Dataset content START

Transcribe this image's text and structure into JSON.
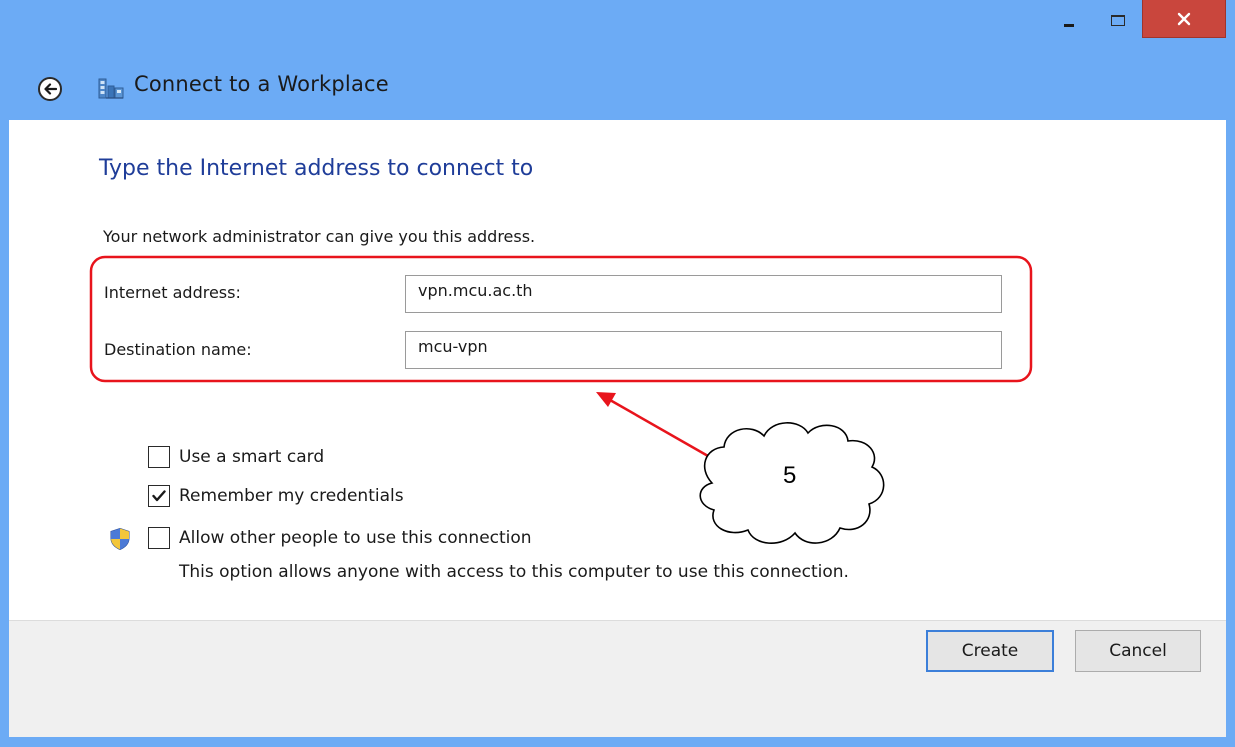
{
  "window": {
    "title": "Connect to a Workplace",
    "icons": {
      "back": "back-arrow-icon",
      "app": "workplace-network-icon",
      "minimize": "minimize-icon",
      "maximize": "maximize-icon",
      "close": "close-icon"
    }
  },
  "content": {
    "heading": "Type the Internet address to connect to",
    "description": "Your network administrator can give you this address.",
    "fields": {
      "internet_address": {
        "label": "Internet address:",
        "value": "vpn.mcu.ac.th"
      },
      "destination_name": {
        "label": "Destination name:",
        "value": "mcu-vpn"
      }
    },
    "options": {
      "smart_card": {
        "label": "Use a smart card",
        "checked": false
      },
      "remember": {
        "label": "Remember my credentials",
        "checked": true
      },
      "allow_others": {
        "label": "Allow other people to use this connection",
        "checked": false,
        "icon": "uac-shield-icon"
      }
    },
    "allow_note": "This option allows anyone with access to this computer to use this connection."
  },
  "footer": {
    "create_label": "Create",
    "cancel_label": "Cancel"
  },
  "annotation": {
    "step_number": "5",
    "highlight_color": "#e8141c"
  },
  "colors": {
    "window_frame": "#6cabf5",
    "heading": "#1f3d99",
    "close_button": "#c9463d",
    "default_button_border": "#3c7fd9"
  }
}
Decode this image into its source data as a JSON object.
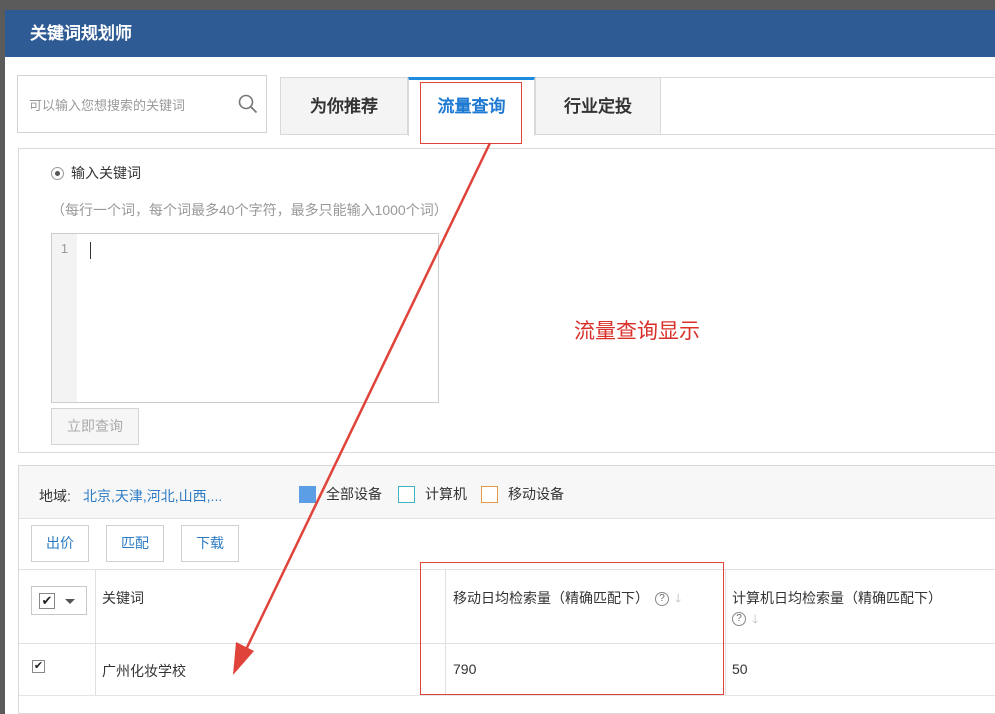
{
  "window": {
    "title": "关键词规划师"
  },
  "search": {
    "placeholder": "可以输入您想搜索的关键词"
  },
  "tabs": [
    {
      "label": "为你推荐"
    },
    {
      "label": "流量查询"
    },
    {
      "label": "行业定投"
    }
  ],
  "query": {
    "radio_label": "输入关键词",
    "hint": "（每行一个词，每个词最多40个字符，最多只能输入1000个词）",
    "line_number": "1",
    "submit_label": "立即查询",
    "annotation": "流量查询显示"
  },
  "filters": {
    "region_label": "地域:",
    "region_value": "北京,天津,河北,山西,...",
    "devices": [
      {
        "label": "全部设备",
        "color": "#5c9ee6"
      },
      {
        "label": "计算机",
        "color": "#3bb5c6"
      },
      {
        "label": "移动设备",
        "color": "#e49a45"
      }
    ]
  },
  "actions": {
    "bid": "出价",
    "match": "匹配",
    "download": "下载"
  },
  "table": {
    "columns": [
      {
        "label": "关键词"
      },
      {
        "label": "移动日均检索量（精确匹配下）"
      },
      {
        "label": "计算机日均检索量（精确匹配下）"
      }
    ],
    "rows": [
      {
        "keyword": "广州化妆学校",
        "mobile": "790",
        "pc": "50"
      }
    ]
  },
  "colors": {
    "titlebar": "#2f5b94",
    "accent": "#1d8ce0",
    "annotation": "#d9312a"
  }
}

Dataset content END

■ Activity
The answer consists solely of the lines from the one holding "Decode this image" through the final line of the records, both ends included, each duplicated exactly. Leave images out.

■ Answer to the exercise
Decode this image into its source data as a JSON object.
{
  "window": {
    "title": "关键词规划师"
  },
  "search": {
    "placeholder": "可以输入您想搜索的关键词"
  },
  "tabs": [
    {
      "label": "为你推荐"
    },
    {
      "label": "流量查询"
    },
    {
      "label": "行业定投"
    }
  ],
  "query": {
    "radio_label": "输入关键词",
    "hint": "（每行一个词，每个词最多40个字符，最多只能输入1000个词）",
    "line_number": "1",
    "submit_label": "立即查询",
    "annotation": "流量查询显示"
  },
  "filters": {
    "region_label": "地域:",
    "region_value": "北京,天津,河北,山西,...",
    "devices": [
      {
        "label": "全部设备",
        "color": "#5c9ee6"
      },
      {
        "label": "计算机",
        "color": "#3bb5c6"
      },
      {
        "label": "移动设备",
        "color": "#e49a45"
      }
    ]
  },
  "actions": {
    "bid": "出价",
    "match": "匹配",
    "download": "下载"
  },
  "table": {
    "columns": [
      {
        "label": "关键词"
      },
      {
        "label": "移动日均检索量（精确匹配下）"
      },
      {
        "label": "计算机日均检索量（精确匹配下）"
      }
    ],
    "rows": [
      {
        "keyword": "广州化妆学校",
        "mobile": "790",
        "pc": "50"
      }
    ]
  },
  "colors": {
    "titlebar": "#2f5b94",
    "accent": "#1d8ce0",
    "annotation": "#d9312a"
  }
}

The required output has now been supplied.